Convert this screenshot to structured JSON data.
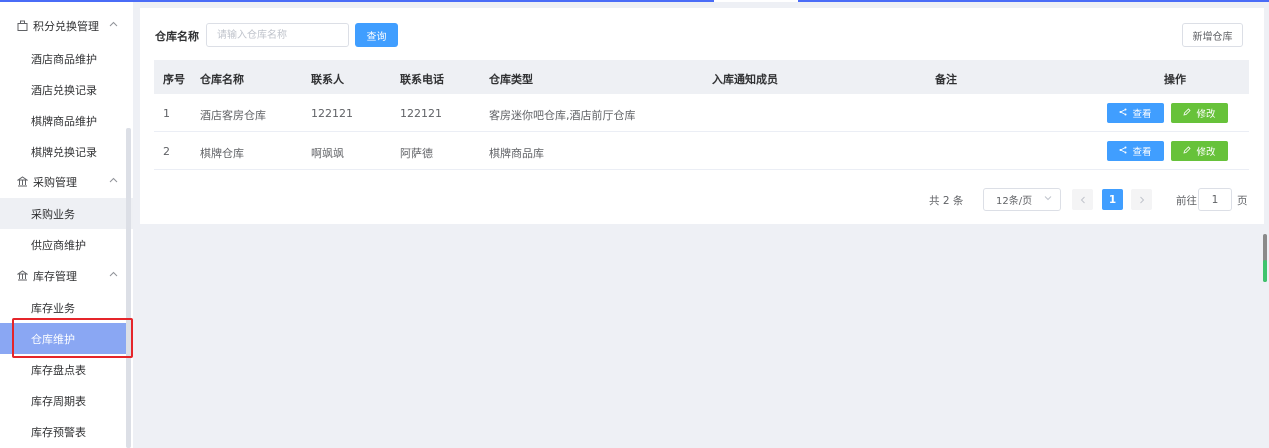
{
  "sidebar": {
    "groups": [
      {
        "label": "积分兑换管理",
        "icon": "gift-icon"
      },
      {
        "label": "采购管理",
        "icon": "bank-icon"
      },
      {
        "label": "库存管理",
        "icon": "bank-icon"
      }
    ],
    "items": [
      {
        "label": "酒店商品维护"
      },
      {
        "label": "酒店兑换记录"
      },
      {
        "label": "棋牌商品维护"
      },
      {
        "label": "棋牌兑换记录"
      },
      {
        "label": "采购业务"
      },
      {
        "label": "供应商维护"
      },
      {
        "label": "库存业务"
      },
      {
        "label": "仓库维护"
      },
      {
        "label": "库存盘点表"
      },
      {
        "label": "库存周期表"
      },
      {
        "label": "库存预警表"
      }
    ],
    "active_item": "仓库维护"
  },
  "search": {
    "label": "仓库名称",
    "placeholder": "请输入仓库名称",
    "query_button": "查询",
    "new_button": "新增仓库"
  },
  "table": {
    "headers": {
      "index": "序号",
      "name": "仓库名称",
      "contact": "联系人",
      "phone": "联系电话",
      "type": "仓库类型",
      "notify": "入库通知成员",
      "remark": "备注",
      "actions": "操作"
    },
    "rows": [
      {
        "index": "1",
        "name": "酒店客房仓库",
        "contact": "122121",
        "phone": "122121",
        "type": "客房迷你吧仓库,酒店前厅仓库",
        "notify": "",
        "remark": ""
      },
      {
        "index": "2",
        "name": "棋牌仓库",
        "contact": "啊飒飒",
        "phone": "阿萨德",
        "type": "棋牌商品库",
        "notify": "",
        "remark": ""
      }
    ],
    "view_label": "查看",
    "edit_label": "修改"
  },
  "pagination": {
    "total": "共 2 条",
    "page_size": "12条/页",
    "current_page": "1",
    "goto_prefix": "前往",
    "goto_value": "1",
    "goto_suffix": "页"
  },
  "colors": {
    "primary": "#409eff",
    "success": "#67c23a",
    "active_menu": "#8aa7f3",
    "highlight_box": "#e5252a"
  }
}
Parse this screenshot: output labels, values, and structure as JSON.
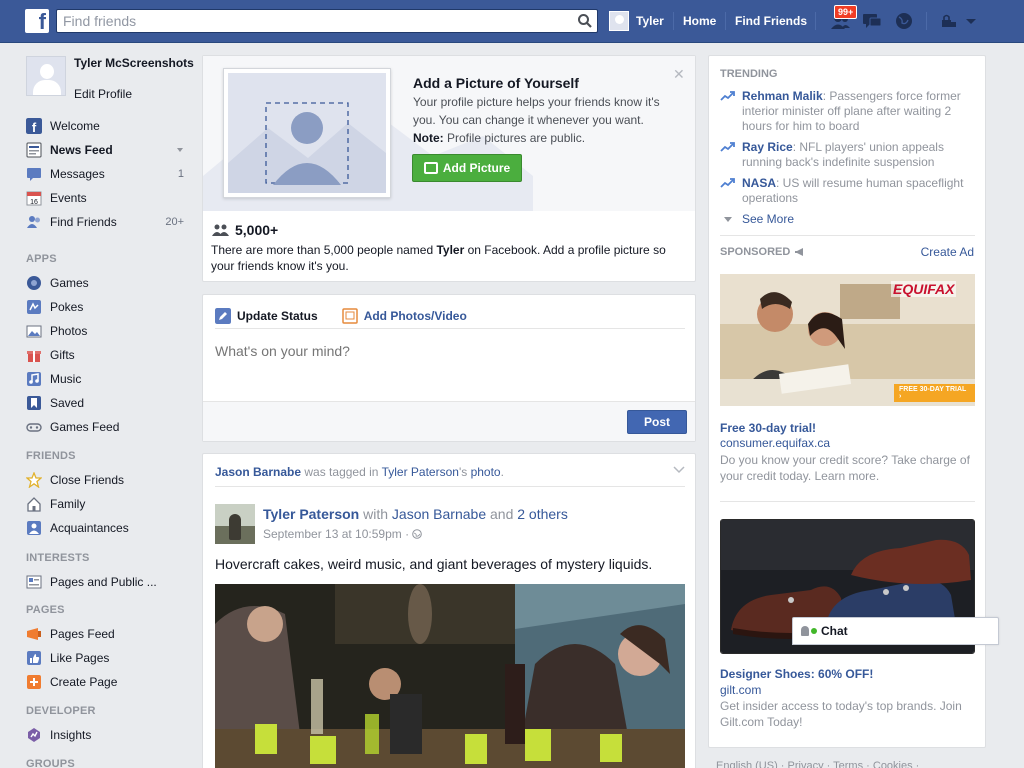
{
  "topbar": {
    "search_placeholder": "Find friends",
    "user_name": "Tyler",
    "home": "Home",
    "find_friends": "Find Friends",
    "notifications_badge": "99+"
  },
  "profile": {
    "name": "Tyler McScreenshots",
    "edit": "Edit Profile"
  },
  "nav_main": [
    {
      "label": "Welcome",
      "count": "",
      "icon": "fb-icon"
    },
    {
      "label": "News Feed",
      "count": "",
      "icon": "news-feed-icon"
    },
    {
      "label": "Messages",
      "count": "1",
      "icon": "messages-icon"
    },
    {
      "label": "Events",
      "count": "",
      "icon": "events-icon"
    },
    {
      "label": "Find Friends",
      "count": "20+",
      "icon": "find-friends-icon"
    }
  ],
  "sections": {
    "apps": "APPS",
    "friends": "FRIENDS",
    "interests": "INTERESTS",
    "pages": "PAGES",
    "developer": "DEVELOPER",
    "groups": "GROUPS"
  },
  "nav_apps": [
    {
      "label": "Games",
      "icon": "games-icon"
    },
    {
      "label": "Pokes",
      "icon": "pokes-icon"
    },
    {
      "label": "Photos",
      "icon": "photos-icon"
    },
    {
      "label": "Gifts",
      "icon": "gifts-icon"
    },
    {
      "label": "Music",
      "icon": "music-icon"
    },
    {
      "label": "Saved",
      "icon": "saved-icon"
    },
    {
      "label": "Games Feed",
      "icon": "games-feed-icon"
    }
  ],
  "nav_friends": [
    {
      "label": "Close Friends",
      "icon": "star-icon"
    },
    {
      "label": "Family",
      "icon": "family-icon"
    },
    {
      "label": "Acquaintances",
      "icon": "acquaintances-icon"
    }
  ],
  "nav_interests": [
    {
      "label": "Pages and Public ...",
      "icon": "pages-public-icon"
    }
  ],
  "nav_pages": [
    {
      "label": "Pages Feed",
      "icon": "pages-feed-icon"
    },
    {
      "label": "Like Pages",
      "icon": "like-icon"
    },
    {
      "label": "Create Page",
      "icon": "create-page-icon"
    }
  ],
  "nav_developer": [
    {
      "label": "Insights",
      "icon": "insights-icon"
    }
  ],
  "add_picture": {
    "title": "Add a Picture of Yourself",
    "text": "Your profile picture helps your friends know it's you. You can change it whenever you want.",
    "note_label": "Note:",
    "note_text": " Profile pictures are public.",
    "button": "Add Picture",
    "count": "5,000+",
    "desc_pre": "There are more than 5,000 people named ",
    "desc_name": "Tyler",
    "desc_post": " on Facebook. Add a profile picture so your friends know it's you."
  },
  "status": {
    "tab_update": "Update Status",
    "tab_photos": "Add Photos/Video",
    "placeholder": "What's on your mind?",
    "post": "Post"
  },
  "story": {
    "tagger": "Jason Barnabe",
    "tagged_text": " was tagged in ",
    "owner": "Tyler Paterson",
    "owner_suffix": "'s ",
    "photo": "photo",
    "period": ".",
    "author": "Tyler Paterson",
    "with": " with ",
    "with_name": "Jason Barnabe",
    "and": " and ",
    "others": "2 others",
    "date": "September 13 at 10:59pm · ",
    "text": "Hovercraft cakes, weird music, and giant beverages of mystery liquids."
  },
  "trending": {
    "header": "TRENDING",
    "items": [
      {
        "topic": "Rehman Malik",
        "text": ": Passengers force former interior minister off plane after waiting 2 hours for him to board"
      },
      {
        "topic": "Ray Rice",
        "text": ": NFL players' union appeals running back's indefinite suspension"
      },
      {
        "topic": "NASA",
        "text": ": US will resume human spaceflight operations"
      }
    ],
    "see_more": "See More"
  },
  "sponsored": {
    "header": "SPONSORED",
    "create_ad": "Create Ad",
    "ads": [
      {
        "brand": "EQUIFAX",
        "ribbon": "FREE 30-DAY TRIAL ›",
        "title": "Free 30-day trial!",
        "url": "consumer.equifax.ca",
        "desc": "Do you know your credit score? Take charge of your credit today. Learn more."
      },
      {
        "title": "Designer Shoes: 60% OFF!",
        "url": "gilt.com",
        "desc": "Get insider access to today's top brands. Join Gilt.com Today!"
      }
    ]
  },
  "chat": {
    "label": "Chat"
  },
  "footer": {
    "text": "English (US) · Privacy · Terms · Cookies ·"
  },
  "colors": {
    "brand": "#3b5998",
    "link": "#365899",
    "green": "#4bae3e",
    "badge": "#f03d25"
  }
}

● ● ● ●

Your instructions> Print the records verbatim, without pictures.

Output of the exercise>
Convert this screenshot to structured JSON data.
{
  "sidebar": {
    "groups": [
      {
        "label": "积分兑换管理",
        "icon": "gift-icon"
      },
      {
        "label": "采购管理",
        "icon": "bank-icon"
      },
      {
        "label": "库存管理",
        "icon": "bank-icon"
      }
    ],
    "items": [
      {
        "label": "酒店商品维护"
      },
      {
        "label": "酒店兑换记录"
      },
      {
        "label": "棋牌商品维护"
      },
      {
        "label": "棋牌兑换记录"
      },
      {
        "label": "采购业务"
      },
      {
        "label": "供应商维护"
      },
      {
        "label": "库存业务"
      },
      {
        "label": "仓库维护"
      },
      {
        "label": "库存盘点表"
      },
      {
        "label": "库存周期表"
      },
      {
        "label": "库存预警表"
      }
    ],
    "active_item": "仓库维护"
  },
  "search": {
    "label": "仓库名称",
    "placeholder": "请输入仓库名称",
    "query_button": "查询",
    "new_button": "新增仓库"
  },
  "table": {
    "headers": {
      "index": "序号",
      "name": "仓库名称",
      "contact": "联系人",
      "phone": "联系电话",
      "type": "仓库类型",
      "notify": "入库通知成员",
      "remark": "备注",
      "actions": "操作"
    },
    "rows": [
      {
        "index": "1",
        "name": "酒店客房仓库",
        "contact": "122121",
        "phone": "122121",
        "type": "客房迷你吧仓库,酒店前厅仓库",
        "notify": "",
        "remark": ""
      },
      {
        "index": "2",
        "name": "棋牌仓库",
        "contact": "啊飒飒",
        "phone": "阿萨德",
        "type": "棋牌商品库",
        "notify": "",
        "remark": ""
      }
    ],
    "view_label": "查看",
    "edit_label": "修改"
  },
  "pagination": {
    "total": "共 2 条",
    "page_size": "12条/页",
    "current_page": "1",
    "goto_prefix": "前往",
    "goto_value": "1",
    "goto_suffix": "页"
  },
  "colors": {
    "primary": "#409eff",
    "success": "#67c23a",
    "active_menu": "#8aa7f3",
    "highlight_box": "#e5252a"
  }
}
Parse this screenshot: output labels, values, and structure as JSON.
{
  "topbar": {
    "search_placeholder": "Find friends",
    "user_name": "Tyler",
    "home": "Home",
    "find_friends": "Find Friends",
    "notifications_badge": "99+"
  },
  "profile": {
    "name": "Tyler McScreenshots",
    "edit": "Edit Profile"
  },
  "nav_main": [
    {
      "label": "Welcome",
      "count": "",
      "icon": "fb-icon"
    },
    {
      "label": "News Feed",
      "count": "",
      "icon": "news-feed-icon"
    },
    {
      "label": "Messages",
      "count": "1",
      "icon": "messages-icon"
    },
    {
      "label": "Events",
      "count": "",
      "icon": "events-icon"
    },
    {
      "label": "Find Friends",
      "count": "20+",
      "icon": "find-friends-icon"
    }
  ],
  "sections": {
    "apps": "APPS",
    "friends": "FRIENDS",
    "interests": "INTERESTS",
    "pages": "PAGES",
    "developer": "DEVELOPER",
    "groups": "GROUPS"
  },
  "nav_apps": [
    {
      "label": "Games",
      "icon": "games-icon"
    },
    {
      "label": "Pokes",
      "icon": "pokes-icon"
    },
    {
      "label": "Photos",
      "icon": "photos-icon"
    },
    {
      "label": "Gifts",
      "icon": "gifts-icon"
    },
    {
      "label": "Music",
      "icon": "music-icon"
    },
    {
      "label": "Saved",
      "icon": "saved-icon"
    },
    {
      "label": "Games Feed",
      "icon": "games-feed-icon"
    }
  ],
  "nav_friends": [
    {
      "label": "Close Friends",
      "icon": "star-icon"
    },
    {
      "label": "Family",
      "icon": "family-icon"
    },
    {
      "label": "Acquaintances",
      "icon": "acquaintances-icon"
    }
  ],
  "nav_interests": [
    {
      "label": "Pages and Public ...",
      "icon": "pages-public-icon"
    }
  ],
  "nav_pages": [
    {
      "label": "Pages Feed",
      "icon": "pages-feed-icon"
    },
    {
      "label": "Like Pages",
      "icon": "like-icon"
    },
    {
      "label": "Create Page",
      "icon": "create-page-icon"
    }
  ],
  "nav_developer": [
    {
      "label": "Insights",
      "icon": "insights-icon"
    }
  ],
  "add_picture": {
    "title": "Add a Picture of Yourself",
    "text": "Your profile picture helps your friends know it's you. You can change it whenever you want.",
    "note_label": "Note:",
    "note_text": " Profile pictures are public.",
    "button": "Add Picture",
    "count": "5,000+",
    "desc_pre": "There are more than 5,000 people named ",
    "desc_name": "Tyler",
    "desc_post": " on Facebook. Add a profile picture so your friends know it's you."
  },
  "status": {
    "tab_update": "Update Status",
    "tab_photos": "Add Photos/Video",
    "placeholder": "What's on your mind?",
    "post": "Post"
  },
  "story": {
    "tagger": "Jason Barnabe",
    "tagged_text": " was tagged in ",
    "owner": "Tyler Paterson",
    "owner_suffix": "'s ",
    "photo": "photo",
    "period": ".",
    "author": "Tyler Paterson",
    "with": " with ",
    "with_name": "Jason Barnabe",
    "and": " and ",
    "others": "2 others",
    "date": "September 13 at 10:59pm · ",
    "text": "Hovercraft cakes, weird music, and giant beverages of mystery liquids."
  },
  "trending": {
    "header": "TRENDING",
    "items": [
      {
        "topic": "Rehman Malik",
        "text": ": Passengers force former interior minister off plane after waiting 2 hours for him to board"
      },
      {
        "topic": "Ray Rice",
        "text": ": NFL players' union appeals running back's indefinite suspension"
      },
      {
        "topic": "NASA",
        "text": ": US will resume human spaceflight operations"
      }
    ],
    "see_more": "See More"
  },
  "sponsored": {
    "header": "SPONSORED",
    "create_ad": "Create Ad",
    "ads": [
      {
        "brand": "EQUIFAX",
        "ribbon": "FREE 30-DAY TRIAL ›",
        "title": "Free 30-day trial!",
        "url": "consumer.equifax.ca",
        "desc": "Do you know your credit score? Take charge of your credit today. Learn more."
      },
      {
        "title": "Designer Shoes: 60% OFF!",
        "url": "gilt.com",
        "desc": "Get insider access to today's top brands. Join Gilt.com Today!"
      }
    ]
  },
  "chat": {
    "label": "Chat"
  },
  "footer": {
    "text": "English (US) · Privacy · Terms · Cookies ·"
  },
  "colors": {
    "brand": "#3b5998",
    "link": "#365899",
    "green": "#4bae3e",
    "badge": "#f03d25"
  }
}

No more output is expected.